TASK DIRECTIONS: The output should be all lines of the entries below in which the word "JSON" occurs.

[Entries from a dataset of interfaces]
BEGIN
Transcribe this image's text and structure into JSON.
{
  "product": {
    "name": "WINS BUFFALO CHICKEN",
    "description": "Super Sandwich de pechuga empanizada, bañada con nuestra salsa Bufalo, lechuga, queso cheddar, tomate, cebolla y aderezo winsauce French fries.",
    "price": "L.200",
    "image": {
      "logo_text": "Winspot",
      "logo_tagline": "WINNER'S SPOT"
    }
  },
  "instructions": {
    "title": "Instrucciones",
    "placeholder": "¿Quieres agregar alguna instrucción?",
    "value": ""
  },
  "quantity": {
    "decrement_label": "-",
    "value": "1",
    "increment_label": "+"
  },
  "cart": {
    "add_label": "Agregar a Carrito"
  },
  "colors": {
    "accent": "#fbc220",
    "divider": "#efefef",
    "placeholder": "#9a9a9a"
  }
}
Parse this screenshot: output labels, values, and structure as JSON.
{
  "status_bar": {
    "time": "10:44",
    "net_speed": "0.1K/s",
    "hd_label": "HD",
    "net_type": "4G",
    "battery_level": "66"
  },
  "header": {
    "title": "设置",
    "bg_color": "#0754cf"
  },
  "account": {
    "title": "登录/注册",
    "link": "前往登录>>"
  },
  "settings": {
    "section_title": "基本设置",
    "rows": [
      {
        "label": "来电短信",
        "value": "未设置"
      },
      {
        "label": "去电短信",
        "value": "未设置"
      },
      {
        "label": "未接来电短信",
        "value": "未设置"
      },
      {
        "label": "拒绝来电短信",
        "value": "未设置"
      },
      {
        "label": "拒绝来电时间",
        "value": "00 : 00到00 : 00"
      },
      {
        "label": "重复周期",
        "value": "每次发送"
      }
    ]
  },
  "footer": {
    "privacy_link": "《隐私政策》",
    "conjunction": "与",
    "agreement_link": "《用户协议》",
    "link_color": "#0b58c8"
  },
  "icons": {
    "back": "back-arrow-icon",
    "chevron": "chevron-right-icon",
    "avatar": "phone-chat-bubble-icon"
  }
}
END
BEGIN
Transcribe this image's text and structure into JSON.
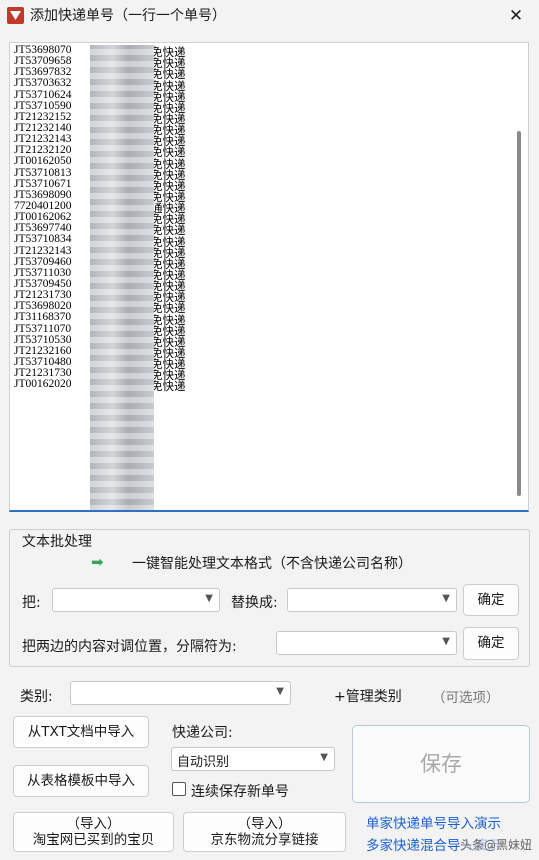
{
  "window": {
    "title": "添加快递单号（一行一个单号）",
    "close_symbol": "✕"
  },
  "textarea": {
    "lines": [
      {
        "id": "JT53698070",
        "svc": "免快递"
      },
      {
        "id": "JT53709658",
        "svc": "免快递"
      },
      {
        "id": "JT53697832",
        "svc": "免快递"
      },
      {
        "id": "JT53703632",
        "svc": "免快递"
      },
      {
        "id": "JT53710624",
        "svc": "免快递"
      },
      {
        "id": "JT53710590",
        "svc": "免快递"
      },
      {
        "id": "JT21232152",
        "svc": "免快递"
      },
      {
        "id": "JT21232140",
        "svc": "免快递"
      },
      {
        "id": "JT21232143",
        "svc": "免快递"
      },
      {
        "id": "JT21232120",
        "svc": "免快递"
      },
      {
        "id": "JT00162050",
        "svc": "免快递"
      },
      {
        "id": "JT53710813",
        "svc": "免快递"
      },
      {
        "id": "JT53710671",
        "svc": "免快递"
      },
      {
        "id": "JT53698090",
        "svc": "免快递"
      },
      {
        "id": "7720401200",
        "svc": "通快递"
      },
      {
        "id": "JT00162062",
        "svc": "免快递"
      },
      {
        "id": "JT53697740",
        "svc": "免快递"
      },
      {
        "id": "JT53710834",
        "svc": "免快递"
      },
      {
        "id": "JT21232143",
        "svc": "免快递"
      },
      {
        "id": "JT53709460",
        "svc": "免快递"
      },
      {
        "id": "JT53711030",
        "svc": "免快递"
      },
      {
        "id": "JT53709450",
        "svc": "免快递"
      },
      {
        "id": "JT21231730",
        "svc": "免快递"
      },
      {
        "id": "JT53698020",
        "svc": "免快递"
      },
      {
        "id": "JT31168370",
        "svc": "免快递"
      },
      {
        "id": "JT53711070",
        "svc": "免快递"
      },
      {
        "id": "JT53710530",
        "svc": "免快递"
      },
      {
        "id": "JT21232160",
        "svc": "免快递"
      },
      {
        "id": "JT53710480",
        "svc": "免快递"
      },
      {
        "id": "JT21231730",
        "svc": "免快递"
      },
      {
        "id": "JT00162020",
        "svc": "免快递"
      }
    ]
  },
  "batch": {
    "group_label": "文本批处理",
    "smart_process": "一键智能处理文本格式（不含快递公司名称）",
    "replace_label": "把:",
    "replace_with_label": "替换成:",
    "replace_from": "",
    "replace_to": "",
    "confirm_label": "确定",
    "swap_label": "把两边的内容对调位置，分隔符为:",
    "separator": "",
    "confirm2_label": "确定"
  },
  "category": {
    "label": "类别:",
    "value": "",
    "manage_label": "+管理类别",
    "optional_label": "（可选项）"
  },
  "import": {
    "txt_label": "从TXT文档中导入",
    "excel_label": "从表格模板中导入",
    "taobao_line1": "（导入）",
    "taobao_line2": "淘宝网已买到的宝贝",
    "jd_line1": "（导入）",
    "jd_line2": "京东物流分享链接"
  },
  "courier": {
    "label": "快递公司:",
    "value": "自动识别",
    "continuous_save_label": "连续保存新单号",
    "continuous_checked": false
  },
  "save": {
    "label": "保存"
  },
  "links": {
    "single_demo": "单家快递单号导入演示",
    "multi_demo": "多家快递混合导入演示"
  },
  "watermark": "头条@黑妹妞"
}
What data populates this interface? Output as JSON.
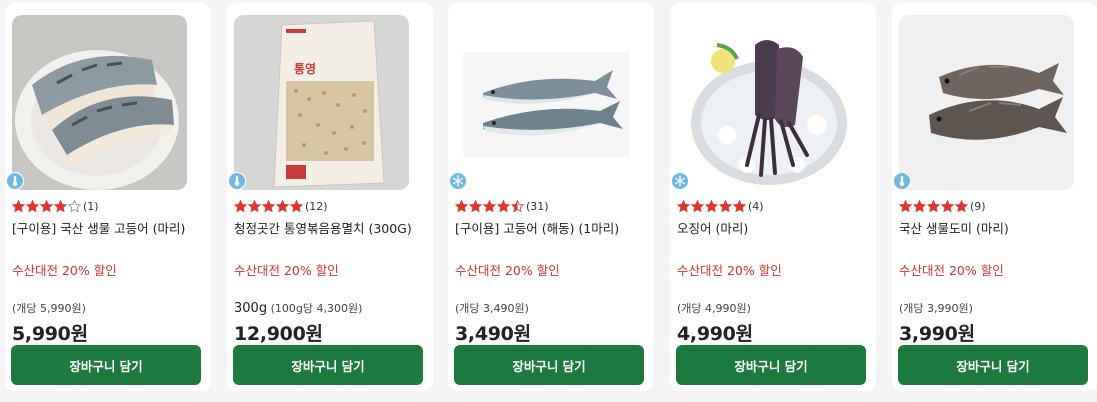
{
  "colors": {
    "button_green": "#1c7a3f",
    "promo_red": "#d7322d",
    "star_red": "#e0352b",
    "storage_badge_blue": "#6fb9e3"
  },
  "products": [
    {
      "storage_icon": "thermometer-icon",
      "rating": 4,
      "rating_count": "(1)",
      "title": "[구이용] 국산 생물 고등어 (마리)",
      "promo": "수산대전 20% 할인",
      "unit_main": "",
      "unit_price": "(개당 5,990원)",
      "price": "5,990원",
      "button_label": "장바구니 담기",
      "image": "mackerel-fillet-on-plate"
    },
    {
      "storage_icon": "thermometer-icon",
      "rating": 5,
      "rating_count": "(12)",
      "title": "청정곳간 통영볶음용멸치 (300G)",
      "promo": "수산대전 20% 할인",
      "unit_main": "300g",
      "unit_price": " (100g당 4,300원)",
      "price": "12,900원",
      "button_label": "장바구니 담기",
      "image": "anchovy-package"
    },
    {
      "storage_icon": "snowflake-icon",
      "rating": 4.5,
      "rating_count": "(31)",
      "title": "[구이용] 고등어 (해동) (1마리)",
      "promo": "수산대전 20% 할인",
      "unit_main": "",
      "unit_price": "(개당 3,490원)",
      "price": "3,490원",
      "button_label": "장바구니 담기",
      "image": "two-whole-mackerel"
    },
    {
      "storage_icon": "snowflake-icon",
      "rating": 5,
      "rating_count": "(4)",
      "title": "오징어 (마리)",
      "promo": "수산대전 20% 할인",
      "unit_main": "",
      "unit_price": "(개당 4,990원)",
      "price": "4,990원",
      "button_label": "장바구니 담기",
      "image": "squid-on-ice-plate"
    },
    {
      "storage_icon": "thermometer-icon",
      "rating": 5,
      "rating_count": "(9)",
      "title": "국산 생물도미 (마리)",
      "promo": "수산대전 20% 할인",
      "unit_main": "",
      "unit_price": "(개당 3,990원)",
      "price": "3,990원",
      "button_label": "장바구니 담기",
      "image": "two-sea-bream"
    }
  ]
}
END
RESULT OF THIS TASK:
Transcribe this image's text and structure into JSON.
Parse this screenshot: output labels, values, and structure as JSON.
Transcribe this image's text and structure into JSON.
What data populates this interface? Output as JSON.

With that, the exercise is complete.